Step 6: Press the new rear bushing onto the control arm
The rear control arm bushing needs to be pressed onto the arm. Sit the bushing onto the arm as close to its proper orientation as you can get it and then start to assemble the bushing installation tool on the arm. Ensure the top plate is sitting flat on top of the bushing, and the bushing is canted on the arm, before pressing it down.
Use a 24mm wrench to tighten down the nuts on the bushing tool. Tighten each nut one turn at a time to keep the bushing from being pressed on at an angle. Repeat this process for the other bushing.
Step 7: Reinstall the control arms
Start by putting the inner ball joint through the subframe and loosely threading on the nut. Then, fit the outer ball joint into the knuckle and loosely thread on the nut. Position the rear bushing’s bracket onto the locating pins on the chassis and then thread in the two 17mm bolts.
The ball joints will want to spin when tightening their nuts. To prevent this, use a floor jack to put pressure on them, pushing the tapered areas together, preventing any spinning.
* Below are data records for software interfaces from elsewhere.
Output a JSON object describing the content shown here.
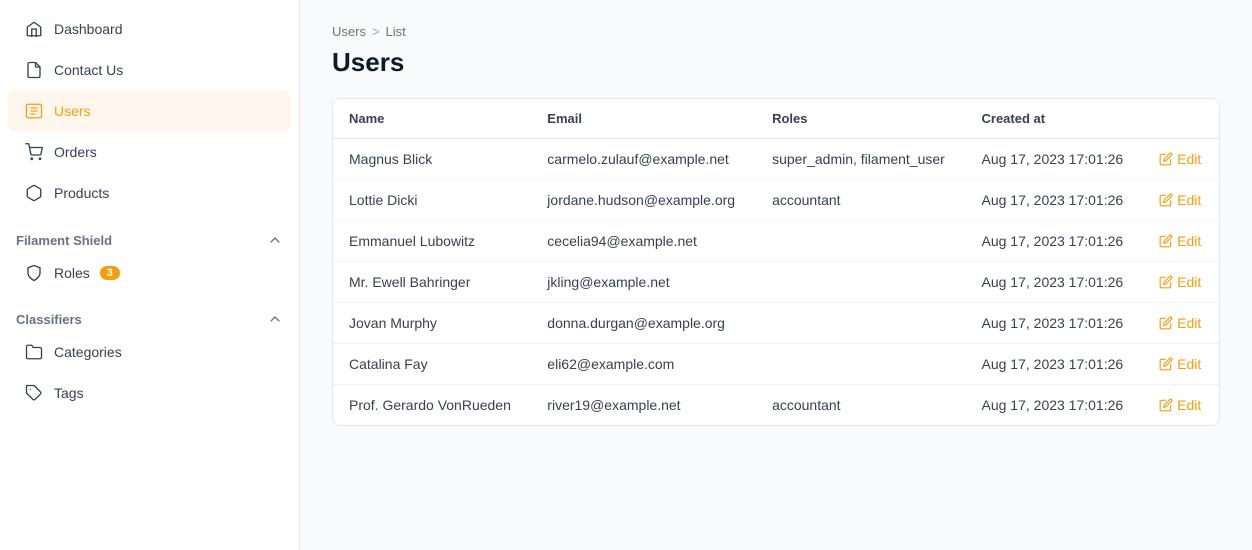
{
  "sidebar": {
    "items": [
      {
        "id": "dashboard",
        "label": "Dashboard",
        "icon": "home-icon",
        "active": false
      },
      {
        "id": "contact-us",
        "label": "Contact Us",
        "icon": "file-icon",
        "active": false
      },
      {
        "id": "users",
        "label": "Users",
        "icon": "users-icon",
        "active": true
      },
      {
        "id": "orders",
        "label": "Orders",
        "icon": "cart-icon",
        "active": false
      },
      {
        "id": "products",
        "label": "Products",
        "icon": "box-icon",
        "active": false
      }
    ],
    "sections": [
      {
        "id": "filament-shield",
        "label": "Filament Shield",
        "collapsed": false,
        "items": [
          {
            "id": "roles",
            "label": "Roles",
            "icon": "shield-icon",
            "badge": "3"
          }
        ]
      },
      {
        "id": "classifiers",
        "label": "Classifiers",
        "collapsed": false,
        "items": [
          {
            "id": "categories",
            "label": "Categories",
            "icon": "folder-icon"
          },
          {
            "id": "tags",
            "label": "Tags",
            "icon": "tag-icon"
          }
        ]
      }
    ]
  },
  "breadcrumb": {
    "parent": "Users",
    "separator": ">",
    "current": "List"
  },
  "page": {
    "title": "Users"
  },
  "table": {
    "columns": [
      "Name",
      "Email",
      "Roles",
      "Created at",
      ""
    ],
    "rows": [
      {
        "name": "Magnus Blick",
        "email": "carmelo.zulauf@example.net",
        "roles": "super_admin, filament_user",
        "created_at": "Aug 17, 2023 17:01:26",
        "action": "Edit"
      },
      {
        "name": "Lottie Dicki",
        "email": "jordane.hudson@example.org",
        "roles": "accountant",
        "created_at": "Aug 17, 2023 17:01:26",
        "action": "Edit"
      },
      {
        "name": "Emmanuel Lubowitz",
        "email": "cecelia94@example.net",
        "roles": "",
        "created_at": "Aug 17, 2023 17:01:26",
        "action": "Edit"
      },
      {
        "name": "Mr. Ewell Bahringer",
        "email": "jkling@example.net",
        "roles": "",
        "created_at": "Aug 17, 2023 17:01:26",
        "action": "Edit"
      },
      {
        "name": "Jovan Murphy",
        "email": "donna.durgan@example.org",
        "roles": "",
        "created_at": "Aug 17, 2023 17:01:26",
        "action": "Edit"
      },
      {
        "name": "Catalina Fay",
        "email": "eli62@example.com",
        "roles": "",
        "created_at": "Aug 17, 2023 17:01:26",
        "action": "Edit"
      },
      {
        "name": "Prof. Gerardo VonRueden",
        "email": "river19@example.net",
        "roles": "accountant",
        "created_at": "Aug 17, 2023 17:01:26",
        "action": "Edit"
      }
    ]
  },
  "colors": {
    "accent": "#f59e0b"
  }
}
Use a 21mm wrench to tighten down the inner ball joint nut and use a 21mm socket to torque the nut to 64 ft-lbs. Next, use a 17mm socket to tighten the rear bushing bolts to 34 ft-lbs. Then, use a 19mm wrench to tighten the outer ball joint nut to 48 ft-lbs.
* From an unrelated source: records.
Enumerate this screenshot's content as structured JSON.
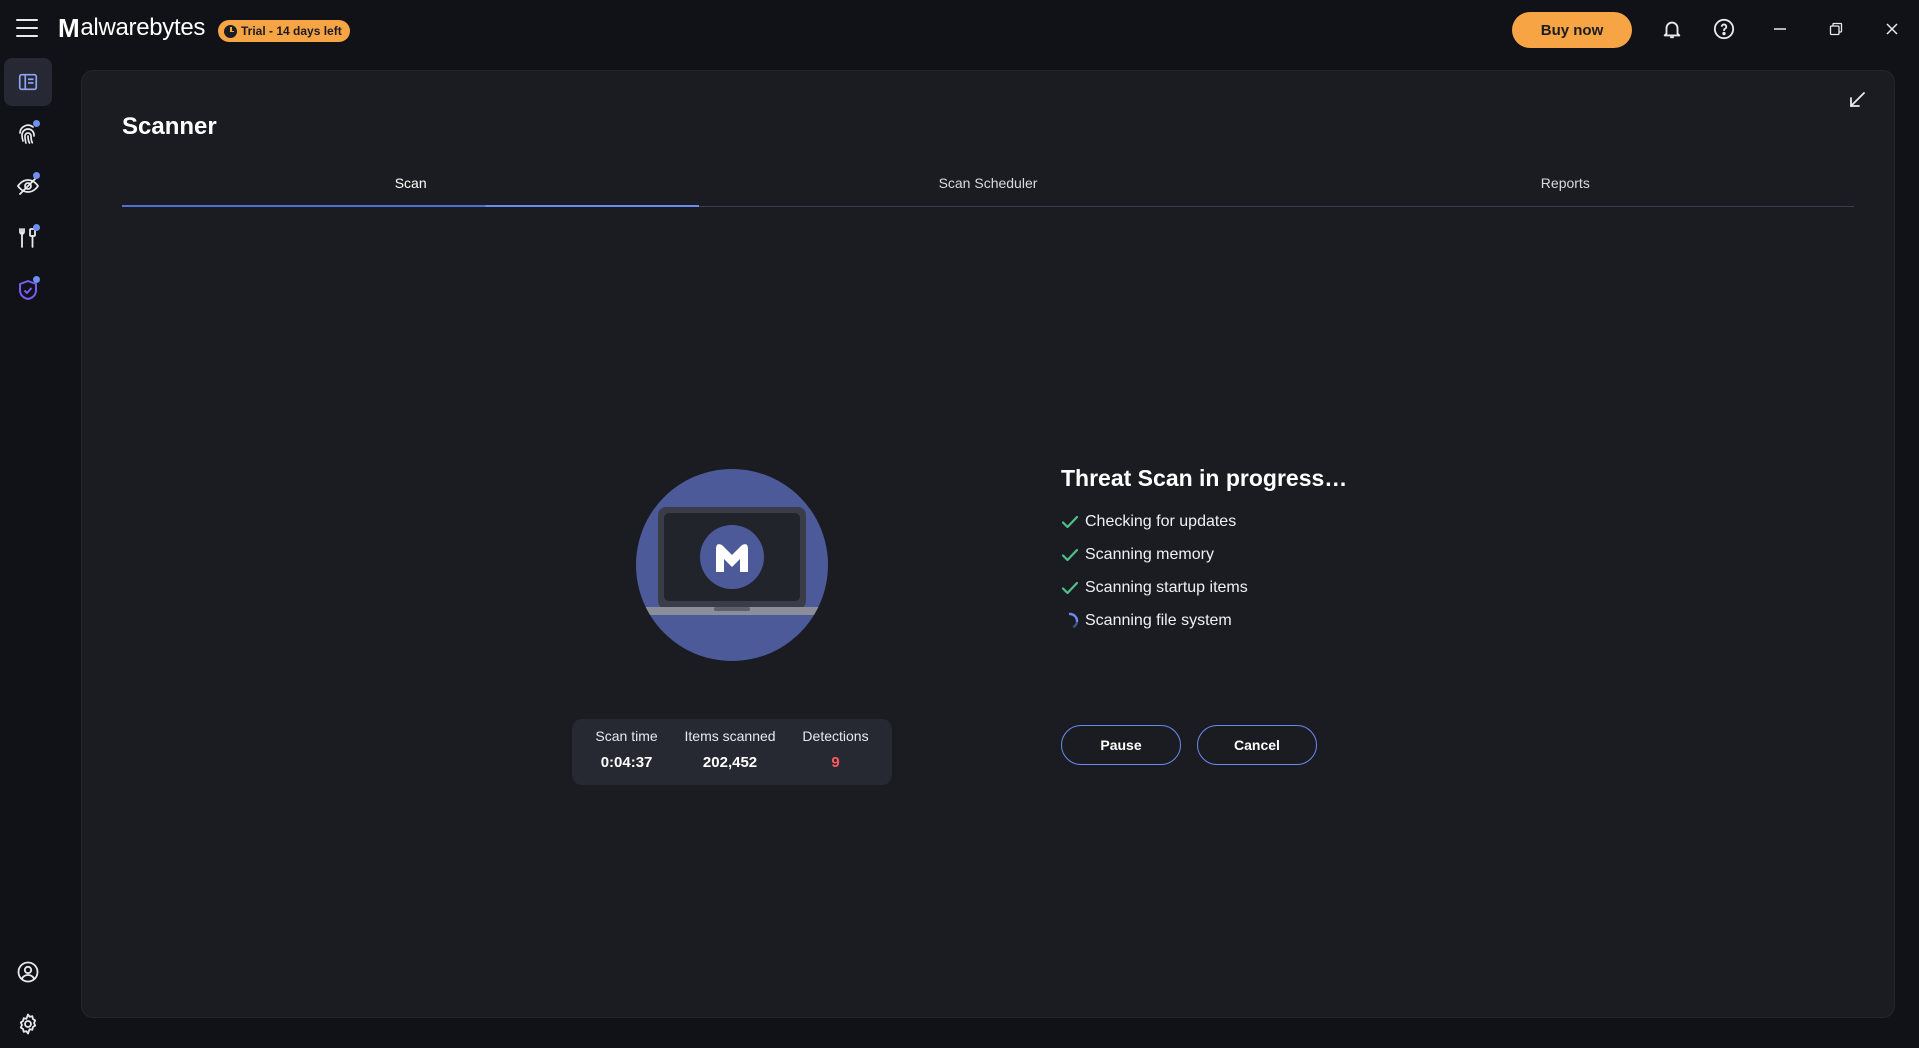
{
  "app": {
    "logo_mark": "M",
    "logo_text": "alwarebytes",
    "trial_badge": "Trial - 14 days left",
    "buy_label": "Buy now"
  },
  "colors": {
    "accent": "#6b8af2",
    "cta": "#f6a444",
    "danger": "#ff5a5a",
    "background": "#111217",
    "panel": "#1b1c22"
  },
  "sidebar": {
    "items": [
      {
        "icon": "dashboard-icon",
        "active": true,
        "badge": false
      },
      {
        "icon": "fingerprint-icon",
        "active": false,
        "badge": true
      },
      {
        "icon": "privacy-eye-icon",
        "active": false,
        "badge": true
      },
      {
        "icon": "tools-icon",
        "active": false,
        "badge": true
      },
      {
        "icon": "identity-shield-icon",
        "active": false,
        "badge": true
      }
    ],
    "bottom": [
      {
        "icon": "account-icon"
      },
      {
        "icon": "settings-gear-icon"
      }
    ]
  },
  "page": {
    "title": "Scanner",
    "tabs": [
      {
        "label": "Scan",
        "active": true
      },
      {
        "label": "Scan Scheduler",
        "active": false
      },
      {
        "label": "Reports",
        "active": false
      }
    ]
  },
  "scan": {
    "status_title": "Threat Scan in progress…",
    "steps": [
      {
        "label": "Checking for updates",
        "state": "done"
      },
      {
        "label": "Scanning memory",
        "state": "done"
      },
      {
        "label": "Scanning startup items",
        "state": "done"
      },
      {
        "label": "Scanning file system",
        "state": "running"
      }
    ],
    "stats": {
      "scan_time_label": "Scan time",
      "scan_time_value": "0:04:37",
      "items_label": "Items scanned",
      "items_value": "202,452",
      "detections_label": "Detections",
      "detections_value": "9"
    },
    "pause_label": "Pause",
    "cancel_label": "Cancel"
  }
}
If you have both arms out at the same time, reinstall the other arm now.
Step 8: Reinstall the swaybar
If you dropped the swaybar to get extra access to the inner ball joint nut, fit it back into place and use a 13mm socket to tighten the bracket nuts to 22 ft-lbs.
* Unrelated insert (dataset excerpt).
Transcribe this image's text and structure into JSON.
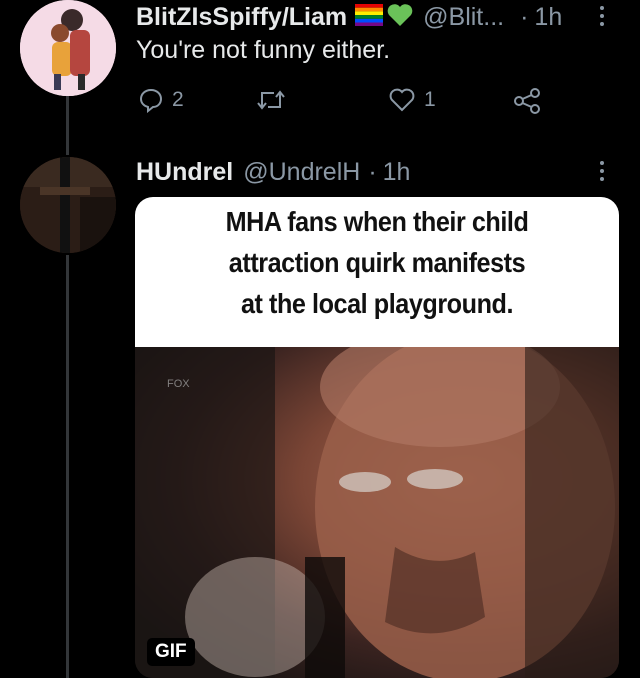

Sit the endlink bracket into the control arm and loosely thread on the nut. Then, put the endlink into the bracket and loosely secure it. Put the top end of the endlink into the swaybar and tighten down the nut with a 16mm socket while counter holding the ball joint with a 16mm wrench.
Use a 13mm socket on the endlink-to-bracket nut while counter holding the bolt with a 13mm wrench.
Finally, tighten the endlink bracket nut with a 16mm socket—torque the nut to 32 ft-lbs.
Step 9: Refit the wheels
Fit the wheels back onto the car and use a 17mm wrench to torque the wheels to 88 ft-lbs. Lift the car with the jack and remove the jack stands. Then set the car on the ground and go for a drive with your newly refreshed suspension.
BMW Torque Specs:
- BMW Lug Bolts = 120Nm or 88 ft-lbs of torque
- BMW Endlink Bracket Nut = 43Nm or 32 ft-lbs of torque
- BMW Swaybar Mounting Bracket Nuts = 30Nm or 22 ft-lbs of torque
- BMW Inner Ball Joint Nut = 87Nm or 64 ft-lbs of torque
- BMW Outer Ball Joint Nut = 65Nm or 48 ft-lbs of torque
- BMW Rear Control Arm Bushing Bolts = 46Nm or 34 ft-lbs of torque